The most obvious opportunity to increase student enrollment and graduation in college is to increase the amount of the individual Pell Grant award.
As background, Pell Grants are the largest student aid program and the foundation of federal student aid. Unlike student loans, students do not have to repay grants and they are awarded from the federal government to qualifying low-income students—not to the institution—for undergraduate study at all colleges and universities. This is important, because it means students can use their Pell award even if they transfer to another institution. Students are given the freedom to determine where and how they want to enroll in college.
Increasing Pell awards from $6,495 to $13,000 ensures community college is free for all Pell-eligible students and will reduce debt taken on by Pell-eligible students attending four-year colleges and universities. We know grant aid helps to keep low-income students in college and on track to graduate. Doubling Pell will put more money in the hands of students first and allow them to use it at the college or training program that best fits their educational needs. Forty years ago, Pell Grants covered more than 75% of the cost of college; today, the maximum grant covers less than 30% of the college experience. It is crucial that Congress acts now to increase the Pell Grant amount students can receive.

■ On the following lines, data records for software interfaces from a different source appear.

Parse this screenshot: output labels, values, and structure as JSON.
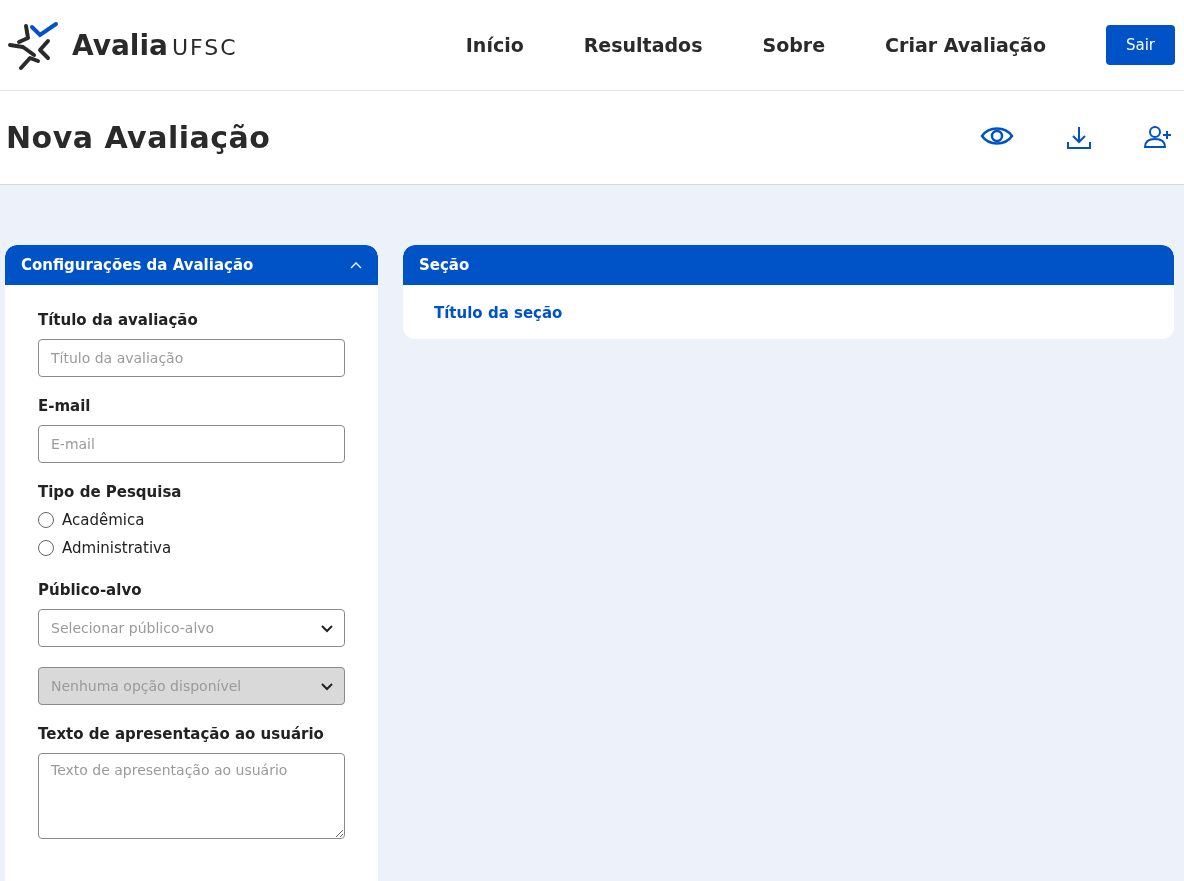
{
  "header": {
    "logo": {
      "name": "Avalia",
      "suffix": "UFSC"
    },
    "nav": [
      {
        "label": "Início"
      },
      {
        "label": "Resultados"
      },
      {
        "label": "Sobre"
      },
      {
        "label": "Criar Avaliação"
      }
    ],
    "logout": "Sair"
  },
  "page": {
    "title": "Nova Avaliação"
  },
  "settings_panel": {
    "title": "Configurações da Avaliação",
    "expanded": true,
    "fields": [
      {
        "kind": "text",
        "label": "Título da avaliação",
        "placeholder": "Título da avaliação"
      },
      {
        "kind": "text",
        "label": "E-mail",
        "placeholder": "E-mail"
      },
      {
        "kind": "radio",
        "label": "Tipo de Pesquisa",
        "options": [
          {
            "label": "Acadêmica",
            "selected": false
          },
          {
            "label": "Administrativa",
            "selected": false
          }
        ]
      },
      {
        "kind": "select",
        "label": "Público-alvo",
        "placeholder": "Selecionar público-alvo",
        "disabled": false
      },
      {
        "kind": "select",
        "placeholder": "Nenhuma opção disponível",
        "disabled": true
      },
      {
        "kind": "textarea",
        "label": "Texto de apresentação ao usuário",
        "placeholder": "Texto de apresentação ao usuário"
      }
    ]
  },
  "section_panel": {
    "title": "Seção",
    "section_title": "Título da seção"
  }
}
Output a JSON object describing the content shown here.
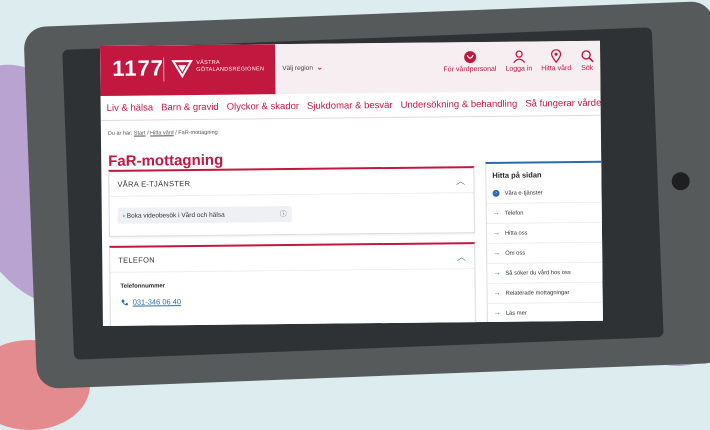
{
  "header": {
    "logo_number": "1177",
    "logo_region_line1": "VÄSTRA",
    "logo_region_line2": "GÖTALANDSREGIONEN",
    "region_select": "Välj region"
  },
  "tools": [
    {
      "label": "För vårdpersonal",
      "icon": "stethoscope-icon"
    },
    {
      "label": "Logga in",
      "icon": "user-icon"
    },
    {
      "label": "Hitta vård",
      "icon": "location-pin-icon"
    },
    {
      "label": "Sök",
      "icon": "search-icon"
    }
  ],
  "nav": [
    {
      "label": "Liv & hälsa"
    },
    {
      "label": "Barn & gravid"
    },
    {
      "label": "Olyckor & skador"
    },
    {
      "label": "Sjukdomar & besvär"
    },
    {
      "label": "Undersökning & behandling"
    },
    {
      "label": "Så fungerar vården"
    }
  ],
  "breadcrumb": {
    "prefix": "Du är här:",
    "start": "Start",
    "sep1": "/",
    "hitta": "Hitta vård",
    "sep2": "/",
    "current": "FaR-mottagning"
  },
  "page_title": "FaR-mottagning",
  "eservices": {
    "header": "VÅRA E-TJÄNSTER",
    "item": "Boka videobesök i Vård och hälsa"
  },
  "phone": {
    "header": "TELEFON",
    "label": "Telefonnummer",
    "number": "031-346 06 40"
  },
  "sidebar": {
    "title": "Hitta på sidan",
    "items": [
      {
        "label": "Våra e-tjänster"
      },
      {
        "label": "Telefon"
      },
      {
        "label": "Hitta oss"
      },
      {
        "label": "Om oss"
      },
      {
        "label": "Så söker du vård hos oss"
      },
      {
        "label": "Relaterade mottagningar"
      },
      {
        "label": "Läs mer"
      }
    ]
  },
  "colors": {
    "brand": "#c2183f",
    "link": "#2b6cb0",
    "background": "#dcecef",
    "hand": "#b8a3d1",
    "tablet_frame": "#575a5b"
  }
}
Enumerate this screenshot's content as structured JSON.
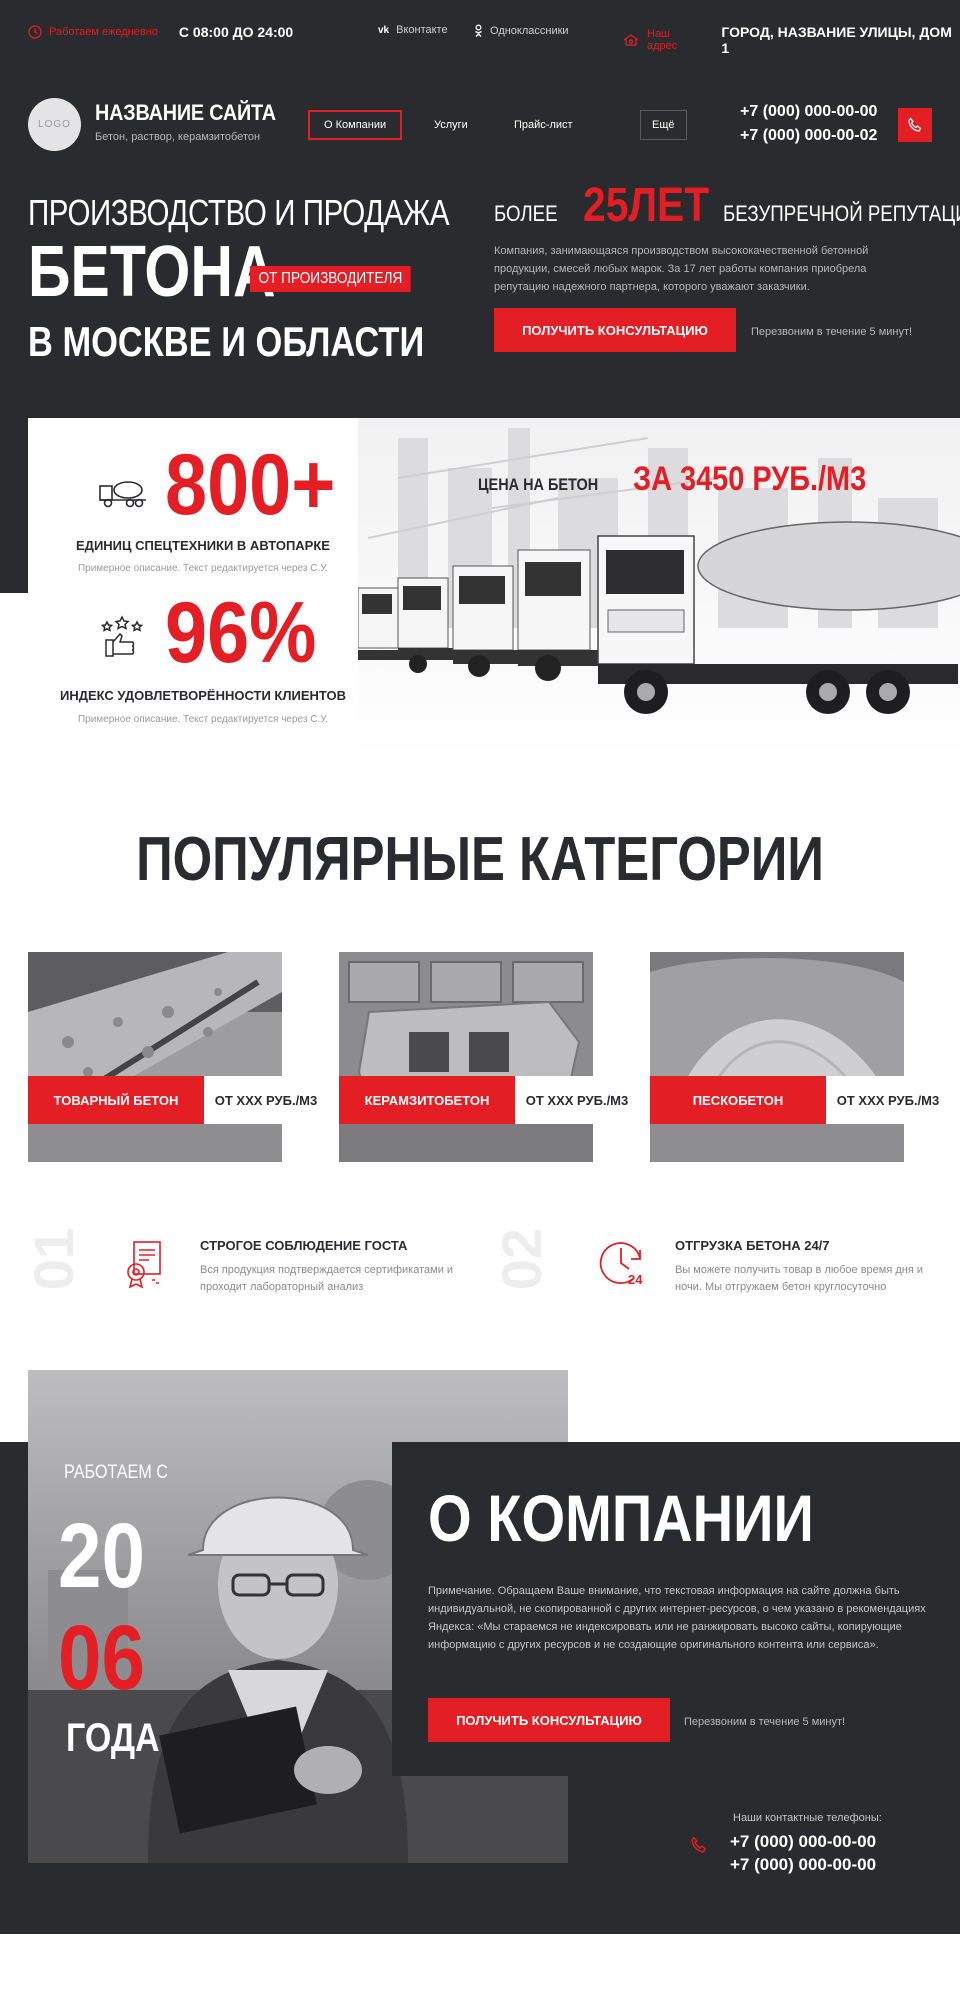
{
  "topbar": {
    "work_label": "Работаем ежедневно",
    "work_hours": "С 08:00 ДО 24:00",
    "vk": "Вконтакте",
    "ok": "Одноклассники",
    "address_label": "Наш адрес",
    "address": "ГОРОД, НАЗВАНИЕ УЛИЦЫ, ДОМ 1"
  },
  "header": {
    "logo": "LOGO",
    "site_name": "НАЗВАНИЕ САЙТА",
    "site_desc": "Бетон, раствор, керамзитобетон",
    "nav": [
      "О Компании",
      "Услуги",
      "Прайс-лист",
      "Ещё"
    ],
    "phone_1": "+7 (000) 000-00-00",
    "phone_2": "+7 (000) 000-00-02"
  },
  "hero": {
    "line1": "ПРОИЗВОДСТВО И ПРОДАЖА",
    "line2": "БЕТОНА",
    "badge": "ОТ ПРОИЗВОДИТЕЛЯ",
    "line3": "В МОСКВЕ И ОБЛАСТИ",
    "exp_pre": "БОЛЕЕ",
    "exp_big": "25ЛЕТ",
    "exp_post": "БЕЗУПРЕЧНОЙ РЕПУТАЦИИ",
    "exp_desc": "Компания, занимающаяся производством высококачественной бетонной продукции, смесей любых марок. За 17 лет работы компания приобрела репутацию надежного партнера, которого уважают заказчики.",
    "cta": "ПОЛУЧИТЬ КОНСУЛЬТАЦИЮ",
    "cta_note": "Перезвоним в течение 5 минут!"
  },
  "stats": {
    "items": [
      {
        "value": "800+",
        "label": "ЕДИНИЦ СПЕЦТЕХНИКИ В АВТОПАРКЕ",
        "desc": "Примерное описание. Текст редактируется через С.У."
      },
      {
        "value": "96%",
        "label": "ИНДЕКС УДОВЛЕТВОРЁННОСТИ КЛИЕНТОВ",
        "desc": "Примерное описание. Текст редактируется через С.У."
      }
    ],
    "price_label": "ЦЕНА НА БЕТОН",
    "price_value": "ЗА 3450 РУБ./М3"
  },
  "categories": {
    "title": "ПОПУЛЯРНЫЕ КАТЕГОРИИ",
    "items": [
      {
        "name": "ТОВАРНЫЙ БЕТОН",
        "price": "ОТ XXX РУБ./М3"
      },
      {
        "name": "КЕРАМЗИТОБЕТОН",
        "price": "ОТ XXX РУБ./М3"
      },
      {
        "name": "ПЕСКОБЕТОН",
        "price": "ОТ XXX РУБ./М3"
      }
    ]
  },
  "features": [
    {
      "num": "01",
      "title": "СТРОГОЕ СОБЛЮДЕНИЕ ГОСТА",
      "desc": "Вся продукция подтверждается сертификатами и проходит лабораторный анализ"
    },
    {
      "num": "02",
      "title": "ОТГРУЗКА БЕТОНА 24/7",
      "desc": "Вы можете получить товар в любое время дня и ночи. Мы отгружаем бетон круглосуточно"
    }
  ],
  "about": {
    "since_label": "РАБОТАЕМ С",
    "since_top": "20",
    "since_bottom": "06",
    "since_suffix": "ГОДА",
    "title": "О КОМПАНИИ",
    "text": "Примечание. Обращаем Ваше внимание, что текстовая информация на сайте должна быть индивидуальной, не скопированной с других интернет-ресурсов, о чем указано в рекомендациях Яндекса: «Мы стараемся не индексировать или не ранжировать высоко сайты, копирующие информацию с других ресурсов и не создающие оригинального контента или сервиса».",
    "cta": "ПОЛУЧИТЬ КОНСУЛЬТАЦИЮ",
    "cta_note": "Перезвоним в течение 5 минут!",
    "contacts_label": "Наши контактные телефоны:",
    "phone_1": "+7 (000) 000-00-00",
    "phone_2": "+7 (000) 000-00-00"
  },
  "colors": {
    "accent": "#e31e24",
    "dark": "#2a2b2e",
    "light_text": "#b8b8bc"
  },
  "icons": [
    "clock-icon",
    "vk-icon",
    "ok-icon",
    "location-icon",
    "phone-icon",
    "concrete-mixer-icon",
    "rating-thumb-icon",
    "certificate-icon",
    "clock-24-icon"
  ]
}
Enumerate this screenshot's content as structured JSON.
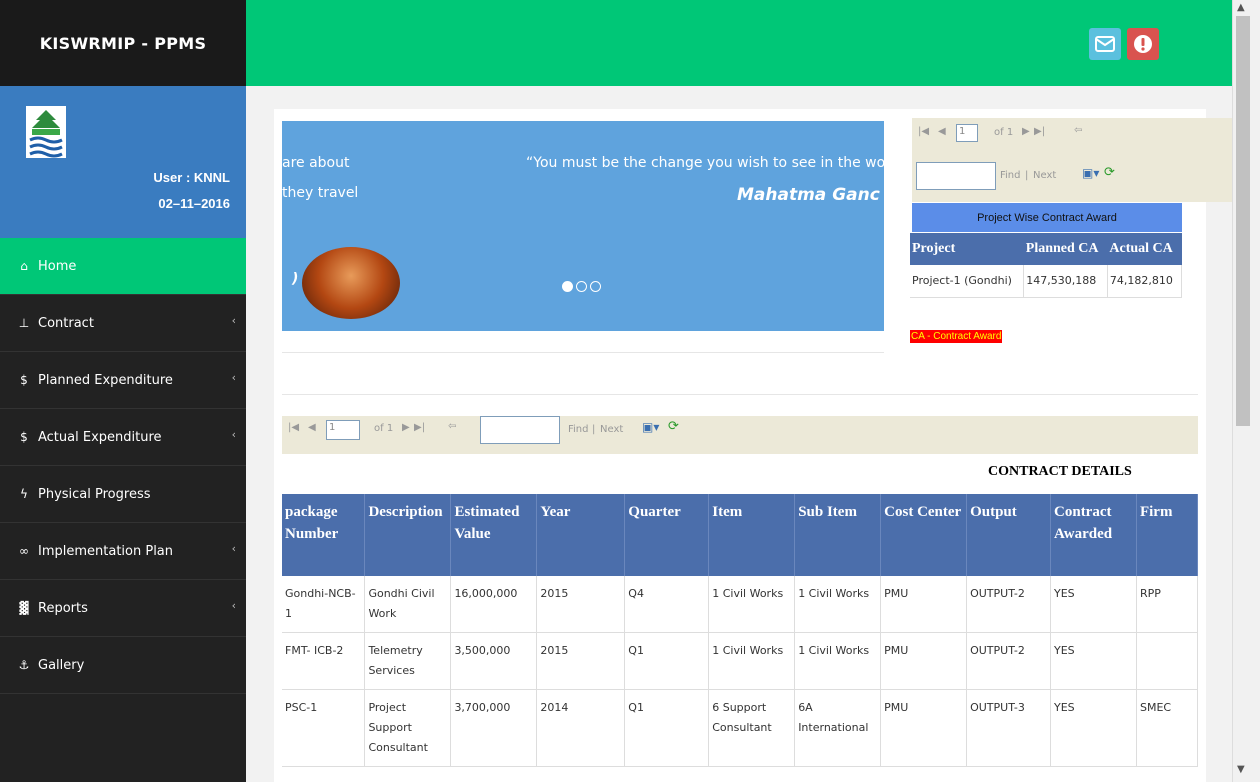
{
  "brand": "KISWRMIP - PPMS",
  "user": {
    "name": "User : KNNL",
    "date": "02–11–2016"
  },
  "nav": [
    {
      "icon": "home-icon",
      "glyph": "⌂",
      "label": "Home",
      "active": true,
      "chevron": false
    },
    {
      "icon": "thumbtack-icon",
      "glyph": "⊥",
      "label": "Contract",
      "active": false,
      "chevron": true
    },
    {
      "icon": "dollar-icon",
      "glyph": "$",
      "label": "Planned Expenditure",
      "active": false,
      "chevron": true
    },
    {
      "icon": "dollar-icon",
      "glyph": "$",
      "label": "Actual Expenditure",
      "active": false,
      "chevron": true
    },
    {
      "icon": "bolt-icon",
      "glyph": "ϟ",
      "label": "Physical Progress",
      "active": false,
      "chevron": false
    },
    {
      "icon": "bicycle-icon",
      "glyph": "∞",
      "label": "Implementation Plan",
      "active": false,
      "chevron": true
    },
    {
      "icon": "grid-icon",
      "glyph": "▓",
      "label": "Reports",
      "active": false,
      "chevron": true
    },
    {
      "icon": "anchor-icon",
      "glyph": "⚓",
      "label": "Gallery",
      "active": false,
      "chevron": false
    }
  ],
  "carousel": {
    "text_left_1": "are about",
    "text_left_2": "they travel",
    "quote": "“You must be the change you wish to see in the worl",
    "author": "Mahatma Ganc",
    "fragment": ")"
  },
  "report_toolbar": {
    "page": "1",
    "of": "of 1",
    "find": "Find",
    "separator": "|",
    "next": "Next"
  },
  "contract_award": {
    "title": "Project Wise Contract Award",
    "headers": [
      "Project",
      "Planned CA",
      "Actual CA"
    ],
    "rows": [
      {
        "project": "Project-1 (Gondhi)",
        "planned": "147,530,188",
        "actual": "74,182,810"
      }
    ],
    "note": "CA - Contract Award"
  },
  "contract_details": {
    "title": "CONTRACT DETAILS",
    "headers": [
      "package Number",
      "Description",
      "Estimated Value",
      "Year",
      "Quarter",
      "Item",
      "Sub Item",
      "Cost Center",
      "Output",
      "Contract Awarded",
      "Firm"
    ],
    "rows": [
      [
        "Gondhi-NCB-1",
        "Gondhi Civil Work",
        "16,000,000",
        "2015",
        "Q4",
        "1 Civil Works",
        "1 Civil Works",
        "PMU",
        "OUTPUT-2",
        "YES",
        "RPP"
      ],
      [
        "FMT- ICB-2",
        "Telemetry Services",
        "3,500,000",
        "2015",
        "Q1",
        "1 Civil Works",
        "1 Civil Works",
        "PMU",
        "OUTPUT-2",
        "YES",
        ""
      ],
      [
        "PSC-1",
        "Project Support Consultant",
        "3,700,000",
        "2014",
        "Q1",
        "6 Support Consultant",
        "6A International",
        "PMU",
        "OUTPUT-3",
        "YES",
        "SMEC"
      ]
    ]
  },
  "colors": {
    "accent_green": "#00c777",
    "sidebar_dark": "#222222",
    "user_panel_blue": "#3a7cc0",
    "table_header_blue": "#4b6eab",
    "mail_button": "#5bc0de",
    "alert_button": "#d9534f"
  }
}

The need for financial aid is growing across the country and in our own backyards, and I am proud that Fordham meets over 76% of our students’ financial need. From 1980 through 2019, the number of students eligible for Pell Grants jumped from 2.7 million to 6.7 million students. Fordham is part of a vibrant community, and we are grateful to call the Bronx home to our Rose Hill campus. In 2019-2020, $28.4 billion in Pell grants was awarded nationally, with 431,358 students in New York state receiving $1.9 billion in Pell aid, and 15,347 of our own Congressional district’s students were awarded over $65 million in Pell Grants. The power of additional federal grant aid to students in my community would have a tremendously positive impact for years to come.
If the Pell Grant is doubled, not only will current students receive increased grants, but the pool of students eligible for Pell Grants will grow, providing more working-class students access to aid and therefore access to higher learning. Approximately 7 million Americans receive Pell Grants each year, with nearly 60% of Black students; half of American Indian or American Native students; nearly half of Latinx students; and 30% of white students using Pell Grants to help pay for college.
Doubling Pell is not only the most effective way to make college affordable and accessible for students, but also the easiest and most efficient way for Congress to make higher education a reality for all students who want to attend college. It does not require new social programs and already has longstanding bipartisan support.
The impact of doubling the Pell Grant can have life-changing effects on America’s traditional and adult students and will limit their debt so the next generation is able to have greater economic stability once they join the workforce. This effort would take some of the immediate financial burden off students with high financial need, which means they can focus, alongside their peers, on the educational experience rather than the expense.
Joseph M. McShane, S.J., is the president of Fordham University, the Jesuit University of New York.